- ABOUT THIS TASK -
Read each of the lines below and tally those with "vnengine"; the tally is the whole answer.

Records from a collection:
★ ★ ★ ★ ★ ★ ★
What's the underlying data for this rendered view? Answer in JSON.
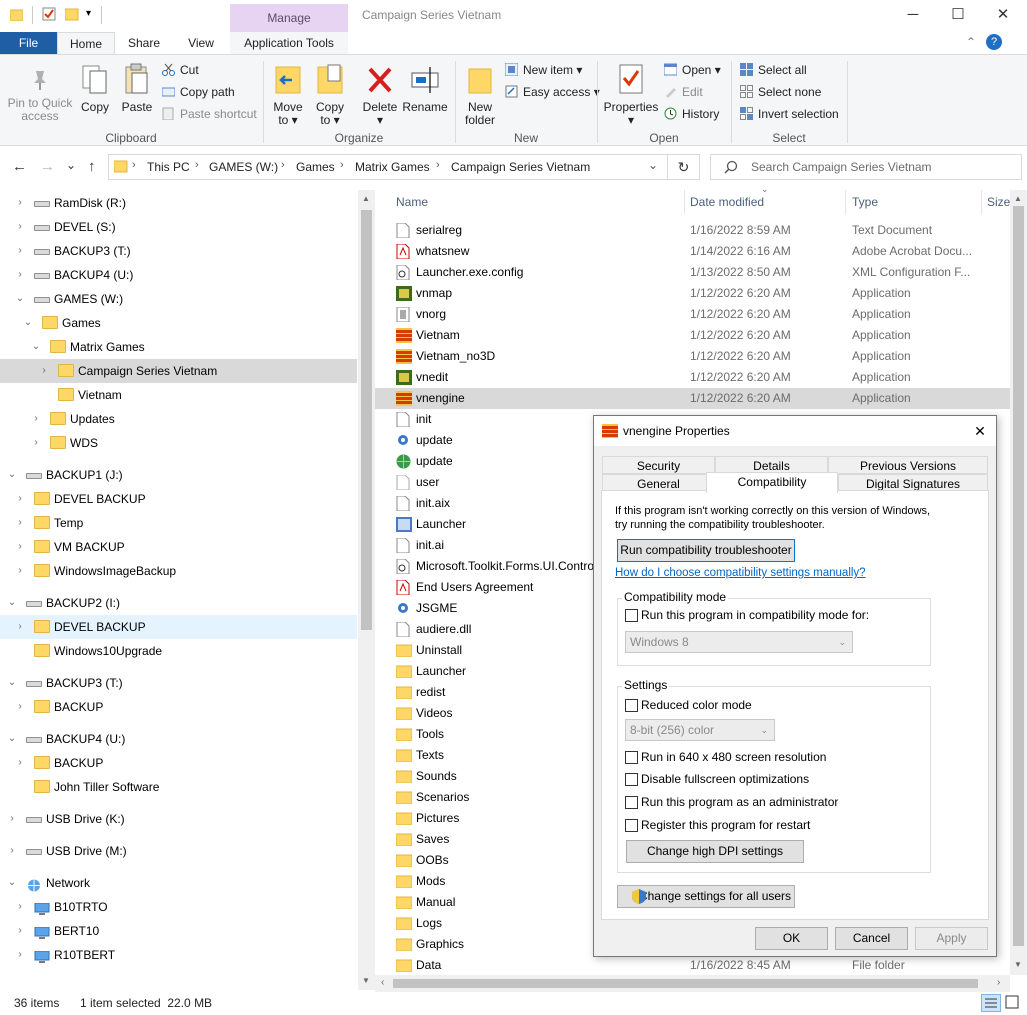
{
  "window": {
    "title": "Campaign Series Vietnam",
    "manage_label": "Manage",
    "minimize": "─",
    "maximize": "☐",
    "close": "✕"
  },
  "menu": {
    "file": "File",
    "home": "Home",
    "share": "Share",
    "view": "View",
    "app_tools": "Application Tools",
    "help": "?",
    "collapse": "⌃"
  },
  "ribbon": {
    "clipboard": {
      "pin_line1": "Pin to Quick",
      "pin_line2": "access",
      "copy": "Copy",
      "paste": "Paste",
      "cut": "Cut",
      "copy_path": "Copy path",
      "paste_shortcut": "Paste shortcut",
      "group": "Clipboard"
    },
    "organize": {
      "move_line1": "Move",
      "move_line2": "to ▾",
      "copy_line1": "Copy",
      "copy_line2": "to ▾",
      "delete_line1": "Delete",
      "delete_line2": "▾",
      "rename": "Rename",
      "group": "Organize"
    },
    "new": {
      "folder_line1": "New",
      "folder_line2": "folder",
      "new_item": "New item ▾",
      "easy_access": "Easy access ▾",
      "group": "New"
    },
    "open": {
      "properties_line1": "Properties",
      "properties_line2": "▾",
      "open": "Open ▾",
      "edit": "Edit",
      "history": "History",
      "group": "Open"
    },
    "select": {
      "select_all": "Select all",
      "select_none": "Select none",
      "invert": "Invert selection",
      "group": "Select"
    }
  },
  "address": {
    "back": "←",
    "forward": "→",
    "recent": "⌄",
    "up": "↑",
    "crumbs": [
      "This PC",
      "GAMES (W:)",
      "Games",
      "Matrix Games",
      "Campaign Series Vietnam"
    ],
    "dropdown": "⌄",
    "refresh": "↻",
    "search_placeholder": "Search Campaign Series Vietnam"
  },
  "tree": [
    {
      "label": "RamDisk (R:)",
      "kind": "drive",
      "chev": "›"
    },
    {
      "label": "DEVEL (S:)",
      "kind": "drive",
      "chev": "›"
    },
    {
      "label": "BACKUP3 (T:)",
      "kind": "drive",
      "chev": "›"
    },
    {
      "label": "BACKUP4 (U:)",
      "kind": "drive",
      "chev": "›"
    },
    {
      "label": "GAMES (W:)",
      "kind": "drive",
      "chev": "⌄"
    },
    {
      "label": "Games",
      "kind": "folder",
      "chev": "⌄"
    },
    {
      "label": "Matrix Games",
      "kind": "folder",
      "chev": "⌄"
    },
    {
      "label": "Campaign Series Vietnam",
      "kind": "folder",
      "chev": "›"
    },
    {
      "label": "Vietnam",
      "kind": "folder",
      "chev": ""
    },
    {
      "label": "Updates",
      "kind": "folder",
      "chev": "›"
    },
    {
      "label": "WDS",
      "kind": "folder",
      "chev": "›"
    },
    {
      "label": "BACKUP1 (J:)",
      "kind": "drive",
      "chev": "⌄"
    },
    {
      "label": "DEVEL BACKUP",
      "kind": "folder",
      "chev": "›"
    },
    {
      "label": "Temp",
      "kind": "folder",
      "chev": "›"
    },
    {
      "label": "VM BACKUP",
      "kind": "folder",
      "chev": "›"
    },
    {
      "label": "WindowsImageBackup",
      "kind": "folder",
      "chev": "›"
    },
    {
      "label": "BACKUP2 (I:)",
      "kind": "drive",
      "chev": "⌄"
    },
    {
      "label": "DEVEL BACKUP",
      "kind": "folder",
      "chev": "›"
    },
    {
      "label": "Windows10Upgrade",
      "kind": "folder",
      "chev": ""
    },
    {
      "label": "BACKUP3 (T:)",
      "kind": "drive",
      "chev": "⌄"
    },
    {
      "label": "BACKUP",
      "kind": "folder",
      "chev": "›"
    },
    {
      "label": "BACKUP4 (U:)",
      "kind": "drive",
      "chev": "⌄"
    },
    {
      "label": "BACKUP",
      "kind": "folder",
      "chev": "›"
    },
    {
      "label": "John Tiller Software",
      "kind": "folder",
      "chev": ""
    },
    {
      "label": "USB Drive (K:)",
      "kind": "drive",
      "chev": "›"
    },
    {
      "label": "USB Drive (M:)",
      "kind": "drive",
      "chev": "›"
    },
    {
      "label": "Network",
      "kind": "network",
      "chev": "⌄"
    },
    {
      "label": "B10TRTO",
      "kind": "pc",
      "chev": "›"
    },
    {
      "label": "BERT10",
      "kind": "pc",
      "chev": "›"
    },
    {
      "label": "R10TBERT",
      "kind": "pc",
      "chev": "›"
    }
  ],
  "columns": {
    "name": "Name",
    "date": "Date modified",
    "type": "Type",
    "size": "Size"
  },
  "files": [
    {
      "name": "serialreg",
      "date": "1/16/2022 8:59 AM",
      "type": "Text Document",
      "icon": "doc"
    },
    {
      "name": "whatsnew",
      "date": "1/14/2022 6:16 AM",
      "type": "Adobe Acrobat Docu...",
      "icon": "pdf"
    },
    {
      "name": "Launcher.exe.config",
      "date": "1/13/2022 8:50 AM",
      "type": "XML Configuration F...",
      "icon": "config"
    },
    {
      "name": "vnmap",
      "date": "1/12/2022 6:20 AM",
      "type": "Application",
      "icon": "map"
    },
    {
      "name": "vnorg",
      "date": "1/12/2022 6:20 AM",
      "type": "Application",
      "icon": "org"
    },
    {
      "name": "Vietnam",
      "date": "1/12/2022 6:20 AM",
      "type": "Application",
      "icon": "flag"
    },
    {
      "name": "Vietnam_no3D",
      "date": "1/12/2022 6:20 AM",
      "type": "Application",
      "icon": "flag"
    },
    {
      "name": "vnedit",
      "date": "1/12/2022 6:20 AM",
      "type": "Application",
      "icon": "map"
    },
    {
      "name": "vnengine",
      "date": "1/12/2022 6:20 AM",
      "type": "Application",
      "icon": "flag"
    },
    {
      "name": "init",
      "date": "",
      "type": "",
      "icon": "doc"
    },
    {
      "name": "update",
      "date": "",
      "type": "",
      "icon": "gear"
    },
    {
      "name": "update",
      "date": "",
      "type": "",
      "icon": "globe"
    },
    {
      "name": "user",
      "date": "",
      "type": "",
      "icon": "blank"
    },
    {
      "name": "init.aix",
      "date": "",
      "type": "",
      "icon": "doc"
    },
    {
      "name": "Launcher",
      "date": "",
      "type": "",
      "icon": "app"
    },
    {
      "name": "init.ai",
      "date": "",
      "type": "",
      "icon": "doc"
    },
    {
      "name": "Microsoft.Toolkit.Forms.UI.Contro",
      "date": "",
      "type": "",
      "icon": "config"
    },
    {
      "name": "End Users Agreement",
      "date": "",
      "type": "",
      "icon": "pdf"
    },
    {
      "name": "JSGME",
      "date": "",
      "type": "",
      "icon": "gear"
    },
    {
      "name": "audiere.dll",
      "date": "",
      "type": "",
      "icon": "doc"
    },
    {
      "name": "Uninstall",
      "date": "",
      "type": "",
      "icon": "folder"
    },
    {
      "name": "Launcher",
      "date": "",
      "type": "",
      "icon": "folder"
    },
    {
      "name": "redist",
      "date": "",
      "type": "",
      "icon": "folder"
    },
    {
      "name": "Videos",
      "date": "",
      "type": "",
      "icon": "folder"
    },
    {
      "name": "Tools",
      "date": "",
      "type": "",
      "icon": "folder"
    },
    {
      "name": "Texts",
      "date": "",
      "type": "",
      "icon": "folder"
    },
    {
      "name": "Sounds",
      "date": "",
      "type": "",
      "icon": "folder"
    },
    {
      "name": "Scenarios",
      "date": "",
      "type": "",
      "icon": "folder"
    },
    {
      "name": "Pictures",
      "date": "",
      "type": "",
      "icon": "folder"
    },
    {
      "name": "Saves",
      "date": "",
      "type": "",
      "icon": "folder"
    },
    {
      "name": "OOBs",
      "date": "",
      "type": "",
      "icon": "folder"
    },
    {
      "name": "Mods",
      "date": "",
      "type": "",
      "icon": "folder"
    },
    {
      "name": "Manual",
      "date": "",
      "type": "",
      "icon": "folder"
    },
    {
      "name": "Logs",
      "date": "",
      "type": "",
      "icon": "folder"
    },
    {
      "name": "Graphics",
      "date": "",
      "type": "",
      "icon": "folder"
    },
    {
      "name": "Data",
      "date": "1/16/2022 8:45 AM",
      "type": "File folder",
      "icon": "folder"
    }
  ],
  "status": {
    "count": "36 items",
    "selected": "1 item selected  22.0 MB"
  },
  "dialog": {
    "title": "vnengine Properties",
    "close": "✕",
    "tabs_top": [
      "Security",
      "Details",
      "Previous Versions"
    ],
    "tabs_bottom": [
      "General",
      "Compatibility",
      "Digital Signatures"
    ],
    "intro_line1": "If this program isn't working correctly on this version of Windows,",
    "intro_line2": "try running the compatibility troubleshooter.",
    "troubleshooter_button": "Run compatibility troubleshooter",
    "manual_link": "How do I choose compatibility settings manually?",
    "compat_group": "Compatibility mode",
    "compat_check": "Run this program in compatibility mode for:",
    "compat_os": "Windows 8",
    "settings_group": "Settings",
    "reduced_color": "Reduced color mode",
    "color_option": "8-bit (256) color",
    "res_640": "Run in 640 x 480 screen resolution",
    "fullscreen": "Disable fullscreen optimizations",
    "admin": "Run this program as an administrator",
    "restart": "Register this program for restart",
    "dpi_button": "Change high DPI settings",
    "all_users_button": "Change settings for all users",
    "ok": "OK",
    "cancel": "Cancel",
    "apply": "Apply"
  }
}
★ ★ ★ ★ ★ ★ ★
- SOLUTION -
2